I am often asked how to engage e-learners. Well, first the instructor must feel enthusiastic about their subject and learner’s success. This will boost the instructor’s interaction within the course. Some e-learners will actively engage in a course because the instructor has interacted with them.
Some e-learners may not know why they need to acquire new knowledge; especially, if the course is a required course within their educational program. The instructor should get to know the student and then let them know how information in the course can be applied to situations within their family, career, or community. It is up to the instructor to make the information relevant for the learner. If an instructor is unable to do this, the student may cease to participate in the class. ..
Engaging adult learners require instructors to understand e-learners and the devices they use to engage them, their classmates, and course content. Self-teaching, which is one concept of self-directed learning, assumes that adult learners will take ownership of their learning (Knowles, Holton, & Swanson, 2005). An engaging instructor considers e-learners’ experiences and knowledge with the subject matter as well as devices used by them to engage their instructor, classmates, and course content (Smith, 2015).
For example, an e-learner who is experienced with the subject matter and e-learning devices will become frustrated by a lot of direction from the instructor. An e-learner who is inexperienced with the subject matter and e-learning devices will need lots of direction from the instructor. An engaging online instructor will not frustrate learners; but support learners that need help with the subject or the e-learning environment.

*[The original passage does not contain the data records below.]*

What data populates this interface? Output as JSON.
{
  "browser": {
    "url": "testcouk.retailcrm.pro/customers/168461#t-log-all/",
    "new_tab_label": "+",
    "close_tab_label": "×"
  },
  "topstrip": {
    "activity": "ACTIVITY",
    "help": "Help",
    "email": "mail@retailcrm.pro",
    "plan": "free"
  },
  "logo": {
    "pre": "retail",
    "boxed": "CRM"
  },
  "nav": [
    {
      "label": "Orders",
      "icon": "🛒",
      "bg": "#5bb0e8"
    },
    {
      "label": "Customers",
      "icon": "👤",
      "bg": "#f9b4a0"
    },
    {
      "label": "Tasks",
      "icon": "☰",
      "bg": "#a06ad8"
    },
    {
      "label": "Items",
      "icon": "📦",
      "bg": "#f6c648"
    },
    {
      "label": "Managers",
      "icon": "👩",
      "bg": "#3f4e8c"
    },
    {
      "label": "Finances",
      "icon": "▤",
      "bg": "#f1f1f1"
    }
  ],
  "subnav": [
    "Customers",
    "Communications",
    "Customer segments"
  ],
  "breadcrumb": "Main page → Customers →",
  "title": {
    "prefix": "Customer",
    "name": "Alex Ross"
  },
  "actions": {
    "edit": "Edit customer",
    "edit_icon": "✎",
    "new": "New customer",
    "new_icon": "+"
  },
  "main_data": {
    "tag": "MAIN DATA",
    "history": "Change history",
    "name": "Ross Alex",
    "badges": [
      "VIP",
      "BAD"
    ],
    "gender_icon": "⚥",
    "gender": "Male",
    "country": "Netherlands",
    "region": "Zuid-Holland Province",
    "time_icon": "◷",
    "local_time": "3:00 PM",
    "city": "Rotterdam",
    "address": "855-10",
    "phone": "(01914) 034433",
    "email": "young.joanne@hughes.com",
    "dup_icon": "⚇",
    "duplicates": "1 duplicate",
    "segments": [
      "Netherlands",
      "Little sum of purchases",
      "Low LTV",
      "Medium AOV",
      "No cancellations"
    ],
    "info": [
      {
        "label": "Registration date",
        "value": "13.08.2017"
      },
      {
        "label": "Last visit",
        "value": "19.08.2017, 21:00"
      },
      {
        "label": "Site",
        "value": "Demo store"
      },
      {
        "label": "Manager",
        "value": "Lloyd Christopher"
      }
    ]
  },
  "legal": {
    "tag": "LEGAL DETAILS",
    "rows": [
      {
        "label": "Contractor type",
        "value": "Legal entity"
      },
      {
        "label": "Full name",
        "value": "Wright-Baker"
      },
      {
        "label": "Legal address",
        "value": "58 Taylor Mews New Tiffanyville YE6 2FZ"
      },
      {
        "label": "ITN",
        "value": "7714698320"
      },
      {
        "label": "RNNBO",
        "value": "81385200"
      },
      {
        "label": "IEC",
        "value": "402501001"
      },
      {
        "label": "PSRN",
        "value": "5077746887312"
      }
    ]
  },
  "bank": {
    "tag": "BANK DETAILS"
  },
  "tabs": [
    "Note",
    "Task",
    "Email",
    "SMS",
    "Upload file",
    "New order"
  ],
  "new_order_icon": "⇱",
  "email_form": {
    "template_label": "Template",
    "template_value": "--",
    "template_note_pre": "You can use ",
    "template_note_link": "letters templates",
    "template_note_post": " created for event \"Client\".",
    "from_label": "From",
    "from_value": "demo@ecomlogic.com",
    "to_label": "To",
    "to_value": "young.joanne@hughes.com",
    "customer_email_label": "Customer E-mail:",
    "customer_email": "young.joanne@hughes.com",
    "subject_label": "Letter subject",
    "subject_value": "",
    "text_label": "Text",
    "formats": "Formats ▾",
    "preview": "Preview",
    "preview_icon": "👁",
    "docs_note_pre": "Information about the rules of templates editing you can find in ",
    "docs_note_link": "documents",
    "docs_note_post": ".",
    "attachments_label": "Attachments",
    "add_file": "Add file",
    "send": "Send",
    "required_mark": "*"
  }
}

Engaging instructors communicate with individuals, groups in the class with similar needs, and the entire class to encourage learner interaction. They engage learners using e-mails, instant messaging, video or audio conferencing, and discussion boards. Engaging instructors respond to asynchronous inquiries within 24 hours.
Adult learners are busy people. They may have a job, family, community, and religious activities competing for their attention. Helping e-learners prioritize their activities by providing guidelines on how to manage their time will promote classroom interaction. Scheduling teaching moments around lunch time or after work will make it easier for e-learners to attend live chats. Providing a method for e-learners to contribute to live chats via asynchronous modules will keep them engaged as well.
Engaging instructors and facilitators monitor and actively participate in synchronous and asynchronous learning modules. Engaging instructors provide e-learners the amount and kind of interaction they need. Engaging instructors respond to e-learners within 24 hours. E-learners will engage with instructors at a time that is convenient for them and if they feel the course information is important and relevant.
Let me know if you have any questions about engaging learners.
Knowles, M. S., Holton III, E. F., & Swanson, R. A. (2005). The Adult Learner (6th ed.). Burlington, MA: Elsevier.
Smith, B. (2015). Engaging adult learners using e-learning technologies. Saarbrucken, Germany: Scholar’s Press.